If you take mortgage interest tax deductions, the next 100 days could have significant financial
implications for you, thanks to Congress’ new federal debt ceiling plan.
Though the compromise legislation itself involved no new taxes, it created an unusual
mechanism — an evenly split, 12-member bipartisan super-committee — that could call for
major cutbacks on real estate write-offs by Thanksgiving.
All it will take is a single vote by a lone senator or House member who breaks with his or her
party to put the mortgage interest deduction into serious play.
Here is what’s about to unfold and how it could affect you: The legislation signed by the
president Aug. 2 calls for a two-step increase in the federal debt ceiling plus spending cuts of
about $917 billion. It also created the Joint Select Committee on Deficit Reduction with the goal
of slashing an additional $1.5 trillion from the deficit over the coming decade.

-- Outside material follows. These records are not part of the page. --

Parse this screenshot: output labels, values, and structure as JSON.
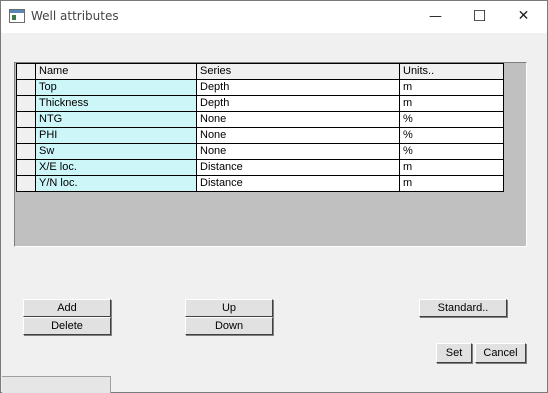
{
  "window": {
    "title": "Well attributes",
    "minimize_glyph": "—",
    "maximize_glyph": "☐",
    "close_glyph": "✕"
  },
  "table": {
    "headers": [
      "Name",
      "Series",
      "Units.."
    ],
    "rows": [
      {
        "name": "Top",
        "series": "Depth",
        "units": "m"
      },
      {
        "name": "Thickness",
        "series": "Depth",
        "units": "m"
      },
      {
        "name": "NTG",
        "series": "None",
        "units": "%"
      },
      {
        "name": "PHI",
        "series": "None",
        "units": "%"
      },
      {
        "name": "Sw",
        "series": "None",
        "units": "%"
      },
      {
        "name": "X/E loc.",
        "series": "Distance",
        "units": "m"
      },
      {
        "name": "Y/N loc.",
        "series": "Distance",
        "units": "m"
      }
    ],
    "name_column_color": "#ccf6f8"
  },
  "buttons": {
    "add": "Add",
    "delete": "Delete",
    "up": "Up",
    "down": "Down",
    "standard": "Standard..",
    "set": "Set",
    "cancel": "Cancel"
  }
}
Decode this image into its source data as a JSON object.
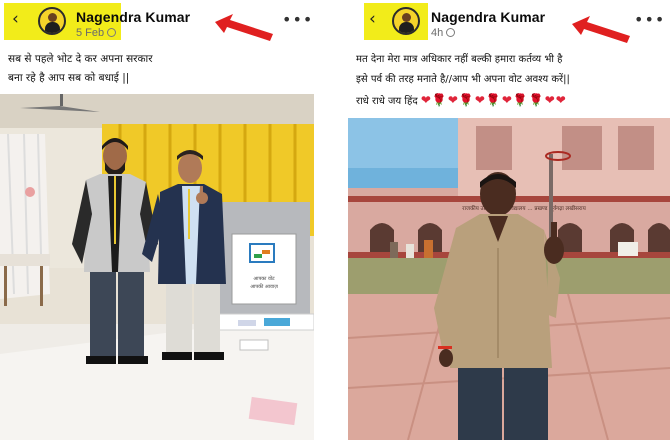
{
  "posts": [
    {
      "author": "Nagendra Kumar",
      "time": "5 Feb",
      "caption_lines": [
        "सब से पहले भोट दे कर अपना सरकार",
        "बना रहे है आप सब को बधाई ||"
      ],
      "sign_text": [
        "आपका वोट",
        "आपकी आवाज़"
      ]
    },
    {
      "author": "Nagendra Kumar",
      "time": "4h",
      "caption_lines": [
        "मत देना मेरा मात्र अधिकार नहीं बल्की हमारा कर्तव्य भी है",
        "इसे पर्व की तरह मनाते है//आप भी अपना वोट अवश्य करें||"
      ],
      "caption_line3": "राधे राधे जय हिंद",
      "hearts": "❤🌹❤🌹❤🌹❤🌹🌹❤❤",
      "banner_text": "राजकीय उत्क्रमित मध्य विद्यालय ... प्रखण्ड सूर्यगढ़ा लखीसराय"
    }
  ],
  "icons": {
    "back": "‹",
    "more": "•••",
    "arrow": "red-arrow-icon",
    "globe": "globe-icon"
  },
  "colors": {
    "highlight": "#f2ec1a",
    "arrow": "#e02020",
    "heart": "#e0253a"
  }
}
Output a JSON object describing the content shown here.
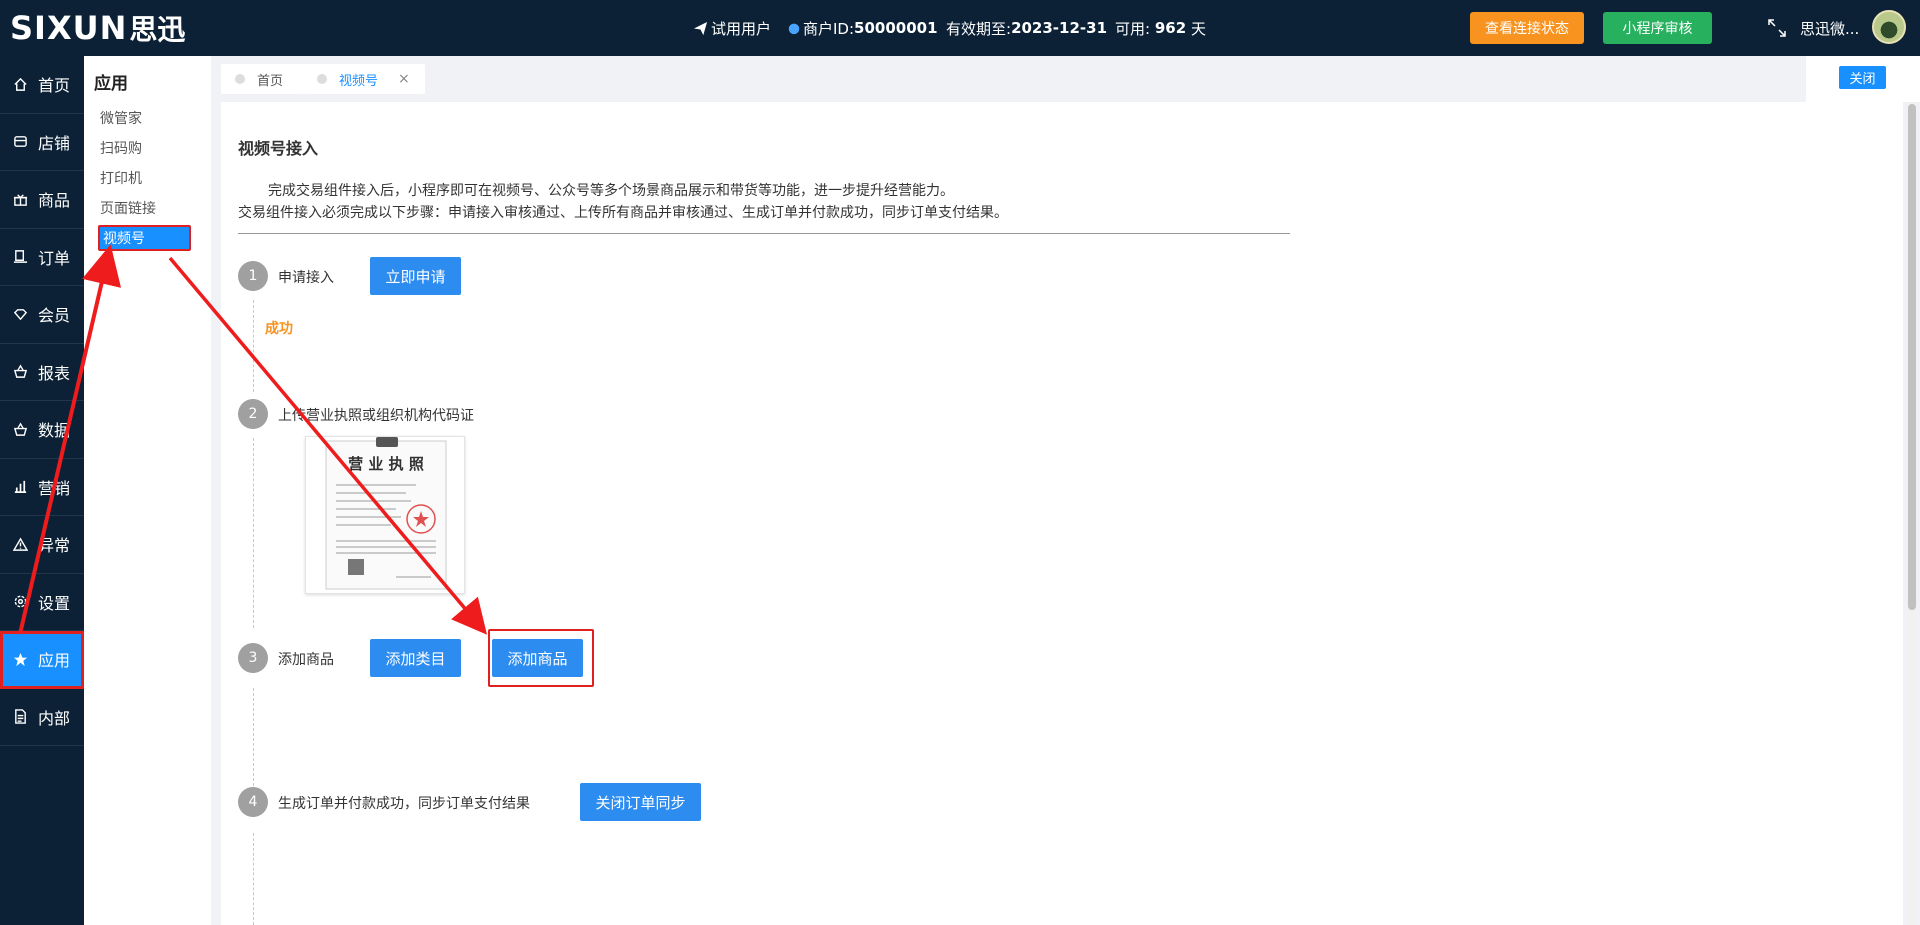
{
  "header": {
    "logo_text": "SIXUN",
    "logo_cn": "思迅",
    "user_type": "试用用户",
    "merchant_id_label": "商户ID:",
    "merchant_id": "50000001",
    "valid_until_label": "有效期至:",
    "valid_until": "2023-12-31",
    "available_label": "可用:",
    "available_days": "962",
    "days_unit": "天",
    "btn_connection": "查看连接状态",
    "btn_miniprogram": "小程序审核",
    "user_name": "思迅微..."
  },
  "nav": [
    {
      "label": "首页",
      "icon": "home-icon"
    },
    {
      "label": "店铺",
      "icon": "store-icon"
    },
    {
      "label": "商品",
      "icon": "gift-icon"
    },
    {
      "label": "订单",
      "icon": "order-icon"
    },
    {
      "label": "会员",
      "icon": "diamond-icon"
    },
    {
      "label": "报表",
      "icon": "basket-icon"
    },
    {
      "label": "数据",
      "icon": "basket-icon"
    },
    {
      "label": "营销",
      "icon": "bar-chart-icon"
    },
    {
      "label": "异常",
      "icon": "warning-icon"
    },
    {
      "label": "设置",
      "icon": "gear-icon"
    },
    {
      "label": "应用",
      "icon": "star-icon"
    },
    {
      "label": "内部",
      "icon": "document-icon"
    }
  ],
  "subnav": {
    "title": "应用",
    "items": [
      "微管家",
      "扫码购",
      "打印机",
      "页面链接",
      "视频号"
    ]
  },
  "tabs": [
    {
      "label": "首页"
    },
    {
      "label": "视频号"
    }
  ],
  "close_label": "关闭",
  "content": {
    "title": "视频号接入",
    "desc1": "完成交易组件接入后，小程序即可在视频号、公众号等多个场景商品展示和带货等功能，进一步提升经营能力。",
    "desc2": "交易组件接入必须完成以下步骤：申请接入审核通过、上传所有商品并审核通过、生成订单并付款成功，同步订单支付结果。",
    "steps": [
      {
        "num": "1",
        "label": "申请接入",
        "buttons": [
          "立即申请"
        ],
        "status": "成功"
      },
      {
        "num": "2",
        "label": "上传营业执照或组织机构代码证",
        "image_title": "营 业 执 照"
      },
      {
        "num": "3",
        "label": "添加商品",
        "buttons": [
          "添加类目",
          "添加商品"
        ]
      },
      {
        "num": "4",
        "label": "生成订单并付款成功，同步订单支付结果",
        "buttons": [
          "关闭订单同步"
        ]
      }
    ]
  },
  "colors": {
    "header_bg": "#0c2136",
    "primary": "#1890ff",
    "button_blue": "#2d8cf0",
    "orange": "#f7931e",
    "green": "#27b15e",
    "annotation_red": "#e02020"
  }
}
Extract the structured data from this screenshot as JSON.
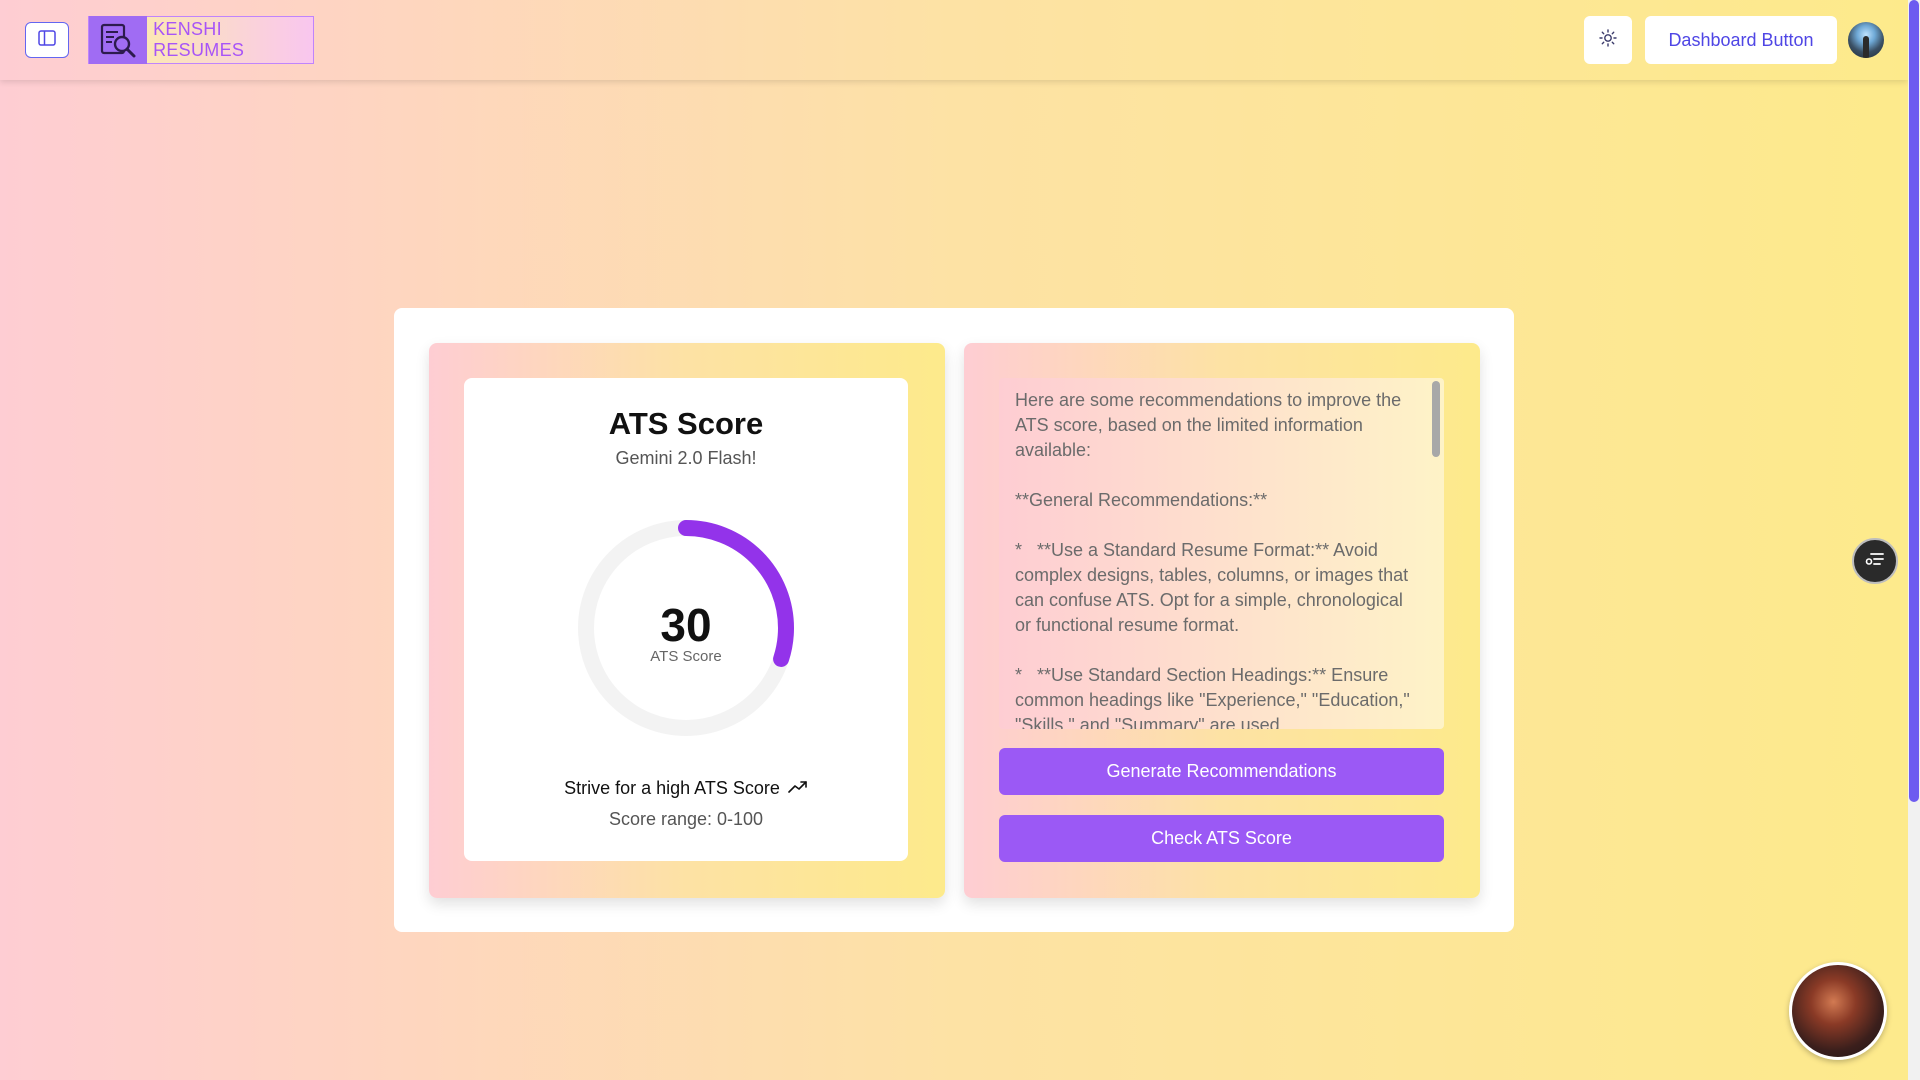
{
  "header": {
    "brand": "KENSHI RESUMES",
    "dashboard_label": "Dashboard Button",
    "icons": {
      "sidebar_toggle": "sidebar-panel-icon",
      "logo": "document-search-icon",
      "theme": "sun-icon"
    }
  },
  "score_card": {
    "title": "ATS Score",
    "subtitle": "Gemini 2.0 Flash!",
    "score": "30",
    "score_label": "ATS Score",
    "score_fraction": 0.3,
    "strive_text": "Strive for a high ATS Score",
    "range_text": "Score range: 0-100"
  },
  "recommendations": {
    "text": "Here are some recommendations to improve the ATS score, based on the limited information available:\n\n**General Recommendations:**\n\n*   **Use a Standard Resume Format:** Avoid complex designs, tables, columns, or images that can confuse ATS. Opt for a simple, chronological or functional resume format.\n\n*   **Use Standard Section Headings:** Ensure common headings like \"Experience,\" \"Education,\" \"Skills,\" and \"Summary\" are used."
  },
  "buttons": {
    "generate": "Generate Recommendations",
    "check": "Check ATS Score"
  },
  "colors": {
    "accent": "#9b59f5",
    "gauge_arc": "#9333ea",
    "gauge_track": "#f3f3f3",
    "brand_text": "#a855f7",
    "dashboard_text": "#4f46e5"
  }
}
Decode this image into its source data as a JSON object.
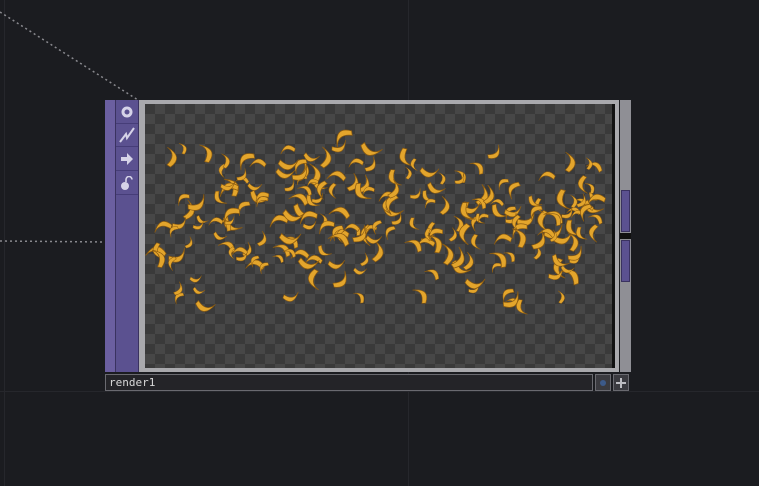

The committee is required to vote on a plan to achieve these objectives by Nov. 23, using
revenue increases, spending cuts or a combination. If the committee members cannot agree on
a plan or if either house of Congress votes it down, automatic and severe spending cuts of $1.5
trillion will be imposed equally on the Department of Defense and domestic programs including
Medicare provider payments.
The structure of the committee is akin to a jury room rigged with high-power explosives if
the jury fails to reach a verdict. Membership consists of six Republicans and six Democrats —
three each from the Senate and House — chosen by party leaders. To approve a final package
of deficit cuts and extend the debt ceiling, all that will be needed is a simple majority — seven
House and Senate leaders selected their six members this past week: Democratic Sens. Patty Murray (Washington), Max Baucus (Mont.) and John Kerry (Mass.); Democratic Reps. James E. Clyburn (S.C.), Xavier Becerra (Calif.) and Chris Van Hollen (Md.); Republican Sens. John Kyl (Ariz.), Pat Toomey (Pa.) and Rob Portman (Oh.); and Republican Reps. Jeb Hensarling (Tex.), Dave Camp (Mich.) and Fred Upton (Mich.).
The selections appear to include members who have taken stances in the past that are consistent with party positions — Democrats typically favor revenue increases to help close the deficit, whereas Republicans generally want to slash spending without raising taxes. However, there is a real possibility that one or more members on either side could be concerned enough about the prospect of painful automatic defense or social-program spending cuts that they would go with their conscience and break party ranks.
That compromise might well involve new revenues — one of the lowest-hanging sources of
which is the mortgage interest deduction. Lobbying groups who seek to preserve housing write-
offs already are gearing up for battle on Capitol Hill. The National Association of Realtors sent
an urgent alert to its 1.1 million members asking them to directly “engage their members of
Congress on the importance of preserving real estate tax provisions” during the coming several
weeks. Officials acknowledge that the super-committee’s structure — with its guaranteed
punishments for failure aimed squarely at Republicans (defense spending) and Democrats
(social programs) — makes it more difficult than usual to influence the final outcome.
After decades of being considered politically sacrosanct, why are homeowner mortgage write-
offs suddenly on the chopping block? No. 1 is sheer size. The congressional Joint Committee
on Taxation estimates that the home mortgage interest deduction will cost the federal
government $100 billion during fiscal 2011 and $107.3 billion in 2012. Between 2008 and 2012,
the cumulative write-offs for mortgage interest are projected to total just under half a trillion
Among the options open to the super-committee: Lower the maximum mortgage amount
eligible for interest deductions to $500,000 from the current $1.1 million; replace the deduction
with a tax credit that would be usable by lower- and moderate-income owners as well as
those with higher incomes; eliminate interest deductions on second homes; and phase out the
deductibility of homeowner property tax payments.
Defenders of the write-offs argue that high levels of homeownership are essential to economic
growth and social stability, and fully justify the tax system preferences they receive. National
opinion polls regularly find widespread support for the write-offs, even among renters. Also,
academic and trade group studies project that any abrupt, across-the-board reduction in
the deductibility of mortgage interest would have a severe impact on home values, possibly
sending them plummeting by as much as 15 percent.
Critics, on the other hand, consider the write-offs inherently unfair: They’re skewed to benefit
upper-income owners disproportionately, and are highly concentrated geographically along the
West Coast, the Northeastern states and mid-Atlantic.
Where’s this debate ultimately headed? It’s much too early to predict. But any way you look
at it, real estate write-offs could be in greater political jeopardy in the next three months than
they have been at any time in the past 25 years.
Ken Harney is a syndicated real estate columnist.